The decision comes at a time when financial pressures, brought on by a stagnant state economy, have forced public and private institutions to re-examine their budgets. The poor showing of the area’s three prime economic resources – oil, agriculture and the lightplane industry – have made fund-raising efforts, for both athletic and other functions, difficult.
“It is critical from my point of view to address the financial problems that face the university on another front rather than to expend any more energy in pursuing this particular problem,” he said. “We have got critical problems in our academic programs … I’ve got to focus my attention on the central mission of the university.”
“It’s a question of how much of a loss you can live with,” said John Gaston, a professor of minority studies at WSU and chairman of the executive committee for the Intercollegiate Athletic Association Inc., the athletic department’s financial corporation. “The line has to be drawn.”
Said Jim Hershberger, a longtime WSU supporter: “Just like we’re cutting down in the oil business, there are decisions that have to be made.”
Armstrong said it was possible that football could return to WSU. He said he will appoint a task force “which will study the role, if any, of football at WSU.” The task force, which Armstrong expects to name by the first of the year, will report to the president in 1989.
“I can’t see that far into the future,” Armstrong said when asked about the possible return of football. “I don’t want to hold false hope … nor do I want to hold out no hope.”
WSU finished its final season 3-8. But Armstrong said a winning season probably would not have saved the Shockers.
The key statistic for WSU this season was a deficit of $839,000, according to Armstrong.

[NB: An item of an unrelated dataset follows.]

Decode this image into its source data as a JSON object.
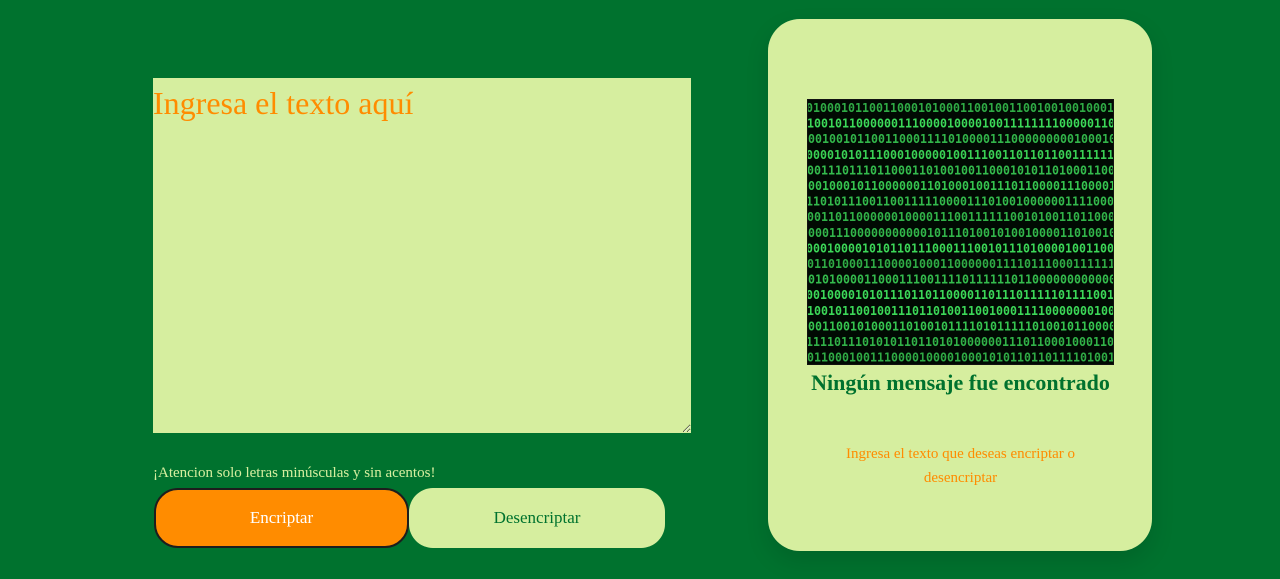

That loss will contribute to an overall deficit in the athletic program of $400,000 this season, university officials said. ICAA Inc. will show a cumulative debt of $2.5 million at the end of the 1987 fiscal year, university officials said.
By funding football at its current level, the university projected ICAA Inc. would have a deficit of $3.6 million by 1990.
Armstrong said athletic department officials, in an effort to salvage the program, tried to solicit $3.6 million from supporters of the athletic program. No portion of the money was raised, Armstrong said.
“There simply wasn’t much response,” Armstrong said of the fund-raising effort. “… The many conversations I have had with numerous friends and supporters of the program have convinced me that support at that level simply does not exist in Wichita.
“We (the city of Wichita) haven’t quite reached the point where we understand what it costs to be competitive as a major university in sports across the board.… I think it’s a sad day for the city.”
As recently as Nov. 22, Armstrong said WSU would field a football team.
“I did believe at that time there would be a team,” Armstrong said.
Armstrong also said he did not consider moving the program to a lower level, such as Division I-AA or Division II. The financial savings from such a move would be minimal, he said.
Only one of the WSU’s 16 varsity sports – men’s basketball – makes a profit. Football was sacrificed because it had the largest deficit and because the school’s minor sports are funded by student fees.